Code 68-609 requires that the commission, in determining whether a certificate of public convenience and necessity shall be granted, "must consider the following: (1) whether existing transportation service of all kinds is adequate to meet the reasonable public needs." The judgment excepted to is based upon a finding by the trial judge that the evidence before the commission failed to show that existing transportation service was inadequate, and therefore the Public Service Commission was without authority to grant the certificate here involved. We think that the trial judge erred in this construing the quoted provision of the Code section as being mandatory in limiting the power of the commission to those cases only where the evidence showed inadequate existing transportation service. The General Assembly obviously concurred in our view in this respect, else there would have been no need for the enactment of the 1950 amendment (Ga. L. 1950, p. 186). By that amendment the General Assembly provides: "No certificate or authority shall be granted . . . which the public convenience and necessity with respect to such route is being adequately served . . ." And it is further provided that no certificate or authority is to be granted to an applicant unless and until it shall be proved to the satisfaction of the commission that the service rendered over the said route is unsatisfactory to the public needs. A mere reading of the 1950 amendment discloses that it is expressly limited to certificates over fixed routes and is inapplicable to Class "B" certificates, which is the type here involved.
Each of the five specific subjects set forth in Code 68-609, which the law says the commission must consider, is intended for the guidance of the commission and to define the fields in which the commission shall give consideration, but is, after all, merely advisory, irrespective of what the evidence might disclose in respect to each of the five subjects. The commission, as respects Class "B" certificates, is free to exercise its own judgment and to grant or deny the applications for such certificates.

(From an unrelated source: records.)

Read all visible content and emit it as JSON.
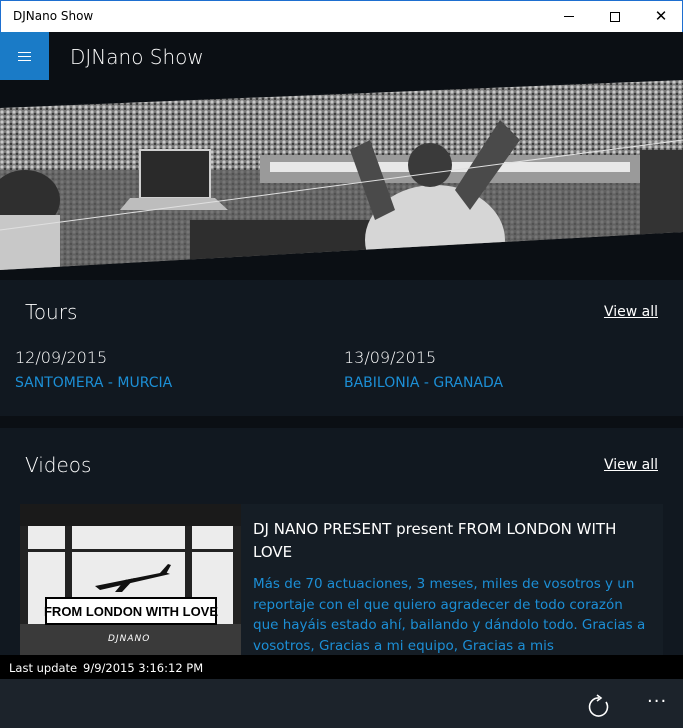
{
  "window": {
    "title": "DJNano Show"
  },
  "appbar": {
    "title": "DJNano Show",
    "menu_icon": "hamburger-icon"
  },
  "tours": {
    "heading": "Tours",
    "view_all": "View all",
    "items": [
      {
        "date": "12/09/2015",
        "place": "SANTOMERA - MURCIA"
      },
      {
        "date": "13/09/2015",
        "place": "BABILONIA - GRANADA"
      }
    ]
  },
  "videos": {
    "heading": "Videos",
    "view_all": "View all",
    "items": [
      {
        "title": "DJ NANO PRESENT present FROM LONDON WITH LOVE",
        "thumb_text": "FROM LONDON WITH LOVE",
        "thumb_logo": "DJNANO",
        "description": "Más de 70 actuaciones, 3 meses, miles de vosotros y un reportaje con el que quiero agradecer de todo corazón que hayáis estado ahí, bailando y dándolo todo. Gracias a vosotros, Gracias a mi equipo, Gracias a mis patrocinadores"
      }
    ]
  },
  "status": {
    "label": "Last update",
    "time": "9/9/2015 3:16:12 PM"
  },
  "commands": {
    "refresh_icon": "refresh-icon",
    "more_icon": "more-icon",
    "more_label": "···"
  },
  "colors": {
    "accent": "#1a7bc7",
    "link": "#1c8fd6",
    "background": "#0b0f14",
    "panel": "#111820"
  }
}
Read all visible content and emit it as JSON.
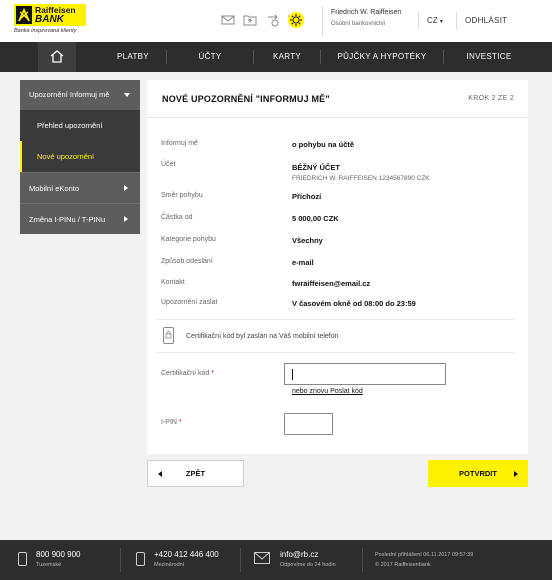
{
  "header": {
    "logo_name": "Raiffeisen",
    "logo_bank": "BANK",
    "logo_tagline": "Banka inspirovaná klienty",
    "icons": [
      "mail-icon",
      "folder-upload-icon",
      "transfer-icon",
      "cart-icon",
      "settings-icon"
    ],
    "user_name": "Friedrich W. Raiffeisen",
    "user_role": "Osobní bankovnictví",
    "language": "CZ",
    "logout": "ODHLÁSIT"
  },
  "nav": {
    "items": [
      "PLATBY",
      "ÚČTY",
      "KARTY",
      "PŮJČKY A HYPOTÉKY",
      "INVESTICE"
    ]
  },
  "sidebar": {
    "section": "Upozornění Informuj mě",
    "subitems": [
      "Přehled upozornění",
      "Nové upozornění"
    ],
    "items": [
      "Mobilní eKonto",
      "Změna I-PINu / T-PINu"
    ]
  },
  "card": {
    "title": "NOVÉ UPOZORNĚNÍ \"INFORMUJ MĚ\"",
    "step": "KROK 2 ZE 2",
    "rows": [
      {
        "label": "Informuj mě",
        "value": "o pohybu na účtě"
      },
      {
        "label": "Účet",
        "value": "BĚŽNÝ ÚČET",
        "sub": "FRIEDRICH W. RAIFFEISEN 1234567890 CZK"
      },
      {
        "label": "Směr pohybu",
        "value": "Příchozí"
      },
      {
        "label": "Částka od",
        "value": "5 000,00 CZK"
      },
      {
        "label": "Kategorie pohybu",
        "value": "Všechny"
      },
      {
        "label": "Způsob odeslání",
        "value": "e-mail"
      },
      {
        "label": "Kontakt",
        "value": "fwraiffeisen@email.cz"
      },
      {
        "label": "Upozornění zaslat",
        "value": "V časovém okně od 08:00 do 23:59"
      }
    ],
    "cert_note": "Certifikační kód byl zaslán na Váš mobilní telefon",
    "cert_label": "Certifikační kód",
    "required_mark": "*",
    "resend_link": "nebo znovu Poslat kód",
    "pin_label": "I-PIN"
  },
  "buttons": {
    "back": "ZPĚT",
    "confirm": "POTVRDIT"
  },
  "footer": {
    "phone1": "800 900 900",
    "phone1_sub": "Tuzemské",
    "phone2": "+420 412 446 400",
    "phone2_sub": "Mezinárodní",
    "email": "info@rb.cz",
    "email_sub": "Odpovíme do 24 hodin",
    "last_login": "Poslední přihlášení 06.11.2017 09:57:39",
    "copyright": "© 2017 Raiffeisenbank"
  },
  "colors": {
    "brand_yellow": "#fff200",
    "nav_dark": "#2d2d2d",
    "sidebar_gray": "#5d5d5d",
    "required_red": "#d0021b"
  }
}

The wisdom of the law as above construed is demonstrated by the facts in the present case. It appears in the bill of exceptions that the parties stipulated before the commission that this plaintiff in error, at the time the certificate here involved was issued, was, and had been for a number of years, the holder of a Class "B" certificate, authorizing it to transport petroleum and petroleum products in bulk in tank trucks; and that, while asphalt and asphalt emulsion are petroleum products, the commission erroneously, on October 17, 1949, ruled that the plaintiff in errors certificate did not authorize transportation of asphalt and asphalt emulsion. This court in Georgia Public Service Commission v. Smith Transfer Co., 207 Ga. 658
(63 S. E. 2d 653) held that it was arbitrary and capricious for the Public Service Commission to undertake to construe a certificate that it had issued in a way to exclude therefrom products which the terms of the certificate clearly embraced. With this background before it, the Public Service Commission was merely correcting its own error when it issued the certificate here involved, which expressly authorized the transportation of products that the previous certificate of the plaintiff in error in fact embraced.
For the foregoing reasons, irrespective of whether or not the trial judge correctly analysed the evidence, it was error to grant the injunction.
Judgment reversed. All the Justices concur.